Late in this past school year, a conversation developed with our high school tech coach, Bea Leiderman, around how we might visualize where a lesson “falls” or “sits” in terms of its proximity to a “deeper learning experience.” Could it be done? She soon reminded me that the model she’s been helping her husband, Dr. Bill Rankin develop, included some different ways to think about the learning experience. Bill’s “Cubic Learning” idea was something that resonated with me. He in turn came to help us for our Strategic Innovation Symposium as the keynote speaker. And two days later, at our admin retreat, he presented the formal cubic learning model to our team.
So the “cube” presents three faces: content, context, and community. To these, I added three additional pathways: tools, rigor, and skills. As complex as instruction and learning are as concepts, we wanted a way to also be able to talk about different components of the learning process. With the Pathways, we have a model that can break down the complexity of learning, especially as we move away from asking students to simply recall information, and have experiences throughout the year when students can more deeply experience content.
At this point in time, we have a Schoology course devoted towards Pathways for high school teachers and have introduced the model to our iPad cohort this summer. Our next steps are to develop a principal walk-though rubric for teacher consults. In addition, student surveys have been introduced to address student reflection and how they felt they were learning along each of the six pathways.

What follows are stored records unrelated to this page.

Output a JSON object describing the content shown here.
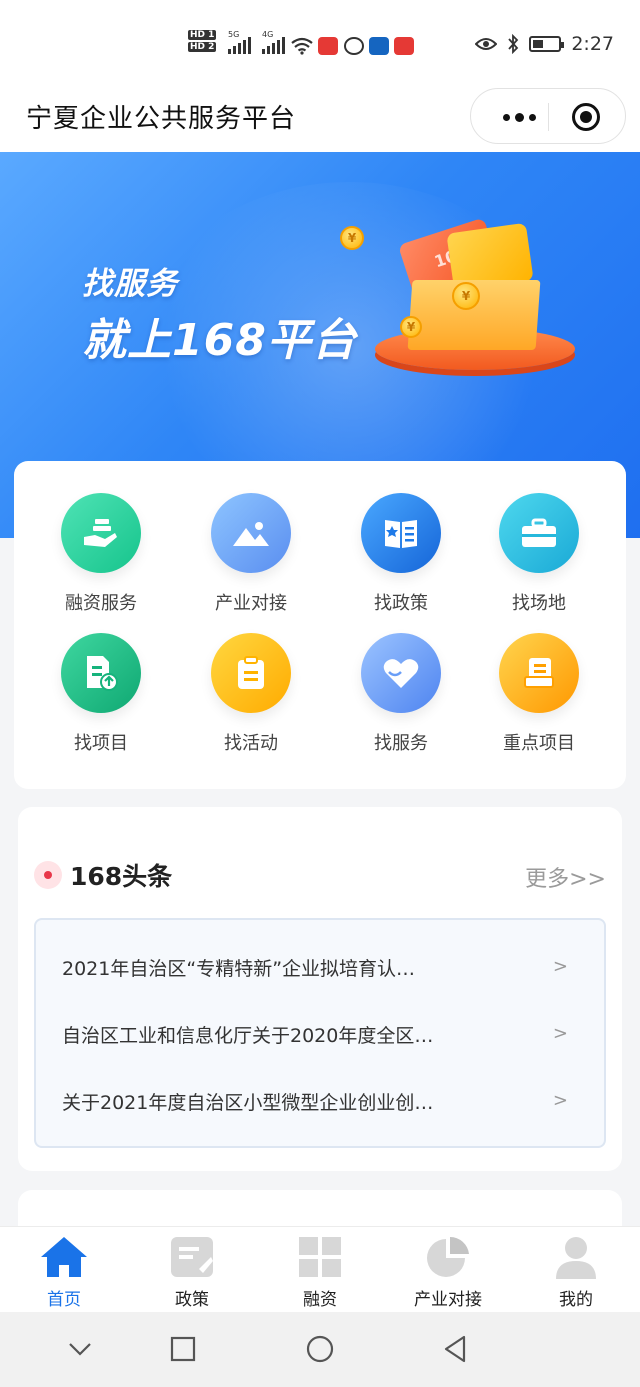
{
  "status_bar": {
    "hd1": "HD 1",
    "hd2": "HD 2",
    "net1": "5G",
    "net2": "4G",
    "time": "2:27"
  },
  "header": {
    "title": "宁夏企业公共服务平台"
  },
  "banner": {
    "line1": "找服务",
    "line2": "就上168平台",
    "card_text": "100",
    "coin_symbol": "¥"
  },
  "services": [
    {
      "label": "融资服务",
      "icon": "finance-hand-icon",
      "color": "#2fd6a0"
    },
    {
      "label": "产业对接",
      "icon": "mountain-image-icon",
      "color": "#5d9df5"
    },
    {
      "label": "找政策",
      "icon": "policy-book-icon",
      "color": "#1e88e5"
    },
    {
      "label": "找场地",
      "icon": "briefcase-icon",
      "color": "#26c6da"
    },
    {
      "label": "找项目",
      "icon": "project-upload-icon",
      "color": "#1bbf84"
    },
    {
      "label": "找活动",
      "icon": "activity-list-icon",
      "color": "#ffb300"
    },
    {
      "label": "找服务",
      "icon": "heart-service-icon",
      "color": "#6a9ef7"
    },
    {
      "label": "重点项目",
      "icon": "key-project-icon",
      "color": "#ffa000"
    }
  ],
  "news": {
    "title": "168头条",
    "more": "更多>>",
    "items": [
      {
        "text": "2021年自治区“专精特新”企业拟培育认…",
        "arrow": ">"
      },
      {
        "text": "自治区工业和信息化厅关于2020年度全区…",
        "arrow": ">"
      },
      {
        "text": "关于2021年度自治区小型微型企业创业创…",
        "arrow": ">"
      }
    ]
  },
  "tabbar": {
    "items": [
      {
        "label": "首页",
        "icon": "home-icon",
        "active": true
      },
      {
        "label": "政策",
        "icon": "policy-icon",
        "active": false
      },
      {
        "label": "融资",
        "icon": "grid-icon",
        "active": false
      },
      {
        "label": "产业对接",
        "icon": "pie-chart-icon",
        "active": false
      },
      {
        "label": "我的",
        "icon": "user-icon",
        "active": false
      }
    ]
  },
  "colors": {
    "accent": "#1a73e8",
    "banner_blue": "#2f86f6",
    "news_dot": "#e8374a"
  }
}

We hope this model helps everyone see where the teachers have designed students to be and ways to differentiate to meet student needs.